[2] I made use of the following online glossaries of Hegelian terminology for this purpose: www.london.ac.uk; www.class.uidaho.edu; web.mac.com

[3] G. W. F. Hegel, Théodore F. Geraets (translator), Wallis Arthur Suchting (translator), Henry Silton Harris (translator) The Encyclopaedia Logic: Part I of the Encyclopaedia of Philosophical Sciences with the Zusätze (Indianapolis, 1991), in “Notes to Glossary,” p. 351.

[4] Throughout this passage and the following several paragraphs, Stirner is playing on the words “Bedenken” (scruples) and “Denken” (thinking or thought), a bit of wordplay lost in translation. It also helps to know that “Bedenken” can also translate as “reflection” or “doubt,” and in some places, Stirner seems to play on all these meanings as well. — translator

[5] This is the single instance where I have chosen to translate “Mensch” as man, in order to emphasize the distinction Stirner is making. He is emphasizing that what is actually “common” to every human being is that he or she is unique, as opposed to Feuerbach’s idealized concept of the “common man.” — translator.

[6] Two socialist/left democratic publications of the time. Moses Hess published the first oF these.

[7] Or “mindlessness,” giving further evidence of Stirner’s familiarity with eastern philosophy. However, in context, “thoughtlessness” works better here. — translator

[8] “Worm” here is being used in its archaic sense of a specific type of dragon... In the original Stirner uses “Drachen” and “Würm.” I have used the corresponding terms in my translation. — translator

[9] “personal interest,” in French in the original — translator

[10] “devotion,” in French in the original — translator

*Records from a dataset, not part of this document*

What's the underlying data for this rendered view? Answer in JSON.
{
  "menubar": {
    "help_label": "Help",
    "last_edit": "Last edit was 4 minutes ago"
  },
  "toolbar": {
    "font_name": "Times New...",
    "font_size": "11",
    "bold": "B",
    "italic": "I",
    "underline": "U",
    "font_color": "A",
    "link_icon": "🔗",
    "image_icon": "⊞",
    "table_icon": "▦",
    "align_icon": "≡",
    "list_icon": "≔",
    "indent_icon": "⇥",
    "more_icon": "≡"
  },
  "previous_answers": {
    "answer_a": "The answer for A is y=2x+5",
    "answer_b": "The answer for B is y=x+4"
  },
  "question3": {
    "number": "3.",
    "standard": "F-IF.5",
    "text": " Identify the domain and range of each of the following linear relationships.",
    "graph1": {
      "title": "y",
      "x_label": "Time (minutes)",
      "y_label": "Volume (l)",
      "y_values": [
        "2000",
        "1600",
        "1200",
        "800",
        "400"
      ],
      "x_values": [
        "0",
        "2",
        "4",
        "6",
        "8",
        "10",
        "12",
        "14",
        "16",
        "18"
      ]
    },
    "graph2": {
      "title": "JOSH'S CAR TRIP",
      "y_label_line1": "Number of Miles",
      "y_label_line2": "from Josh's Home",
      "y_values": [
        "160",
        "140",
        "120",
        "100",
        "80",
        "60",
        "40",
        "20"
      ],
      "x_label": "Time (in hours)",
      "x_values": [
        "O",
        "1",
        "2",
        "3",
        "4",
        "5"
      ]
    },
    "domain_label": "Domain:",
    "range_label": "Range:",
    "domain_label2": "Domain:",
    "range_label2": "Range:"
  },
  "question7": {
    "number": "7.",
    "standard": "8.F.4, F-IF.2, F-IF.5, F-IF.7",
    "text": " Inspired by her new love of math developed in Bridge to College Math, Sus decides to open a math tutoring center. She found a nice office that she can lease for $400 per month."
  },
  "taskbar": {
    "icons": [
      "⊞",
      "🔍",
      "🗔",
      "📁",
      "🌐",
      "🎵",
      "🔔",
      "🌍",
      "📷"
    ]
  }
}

[11] Perhaps a reference to this appropriate passage: “He always has other things than his opponent in his head. He cannot assimilate his ideas and consequently cannot make them out with his understanding. They move in confusion like Epicurian atoms in the empty space of his own self. And his understanding is the accident that brings them together with special external expedient accents into an apparent whole.” — translator’s note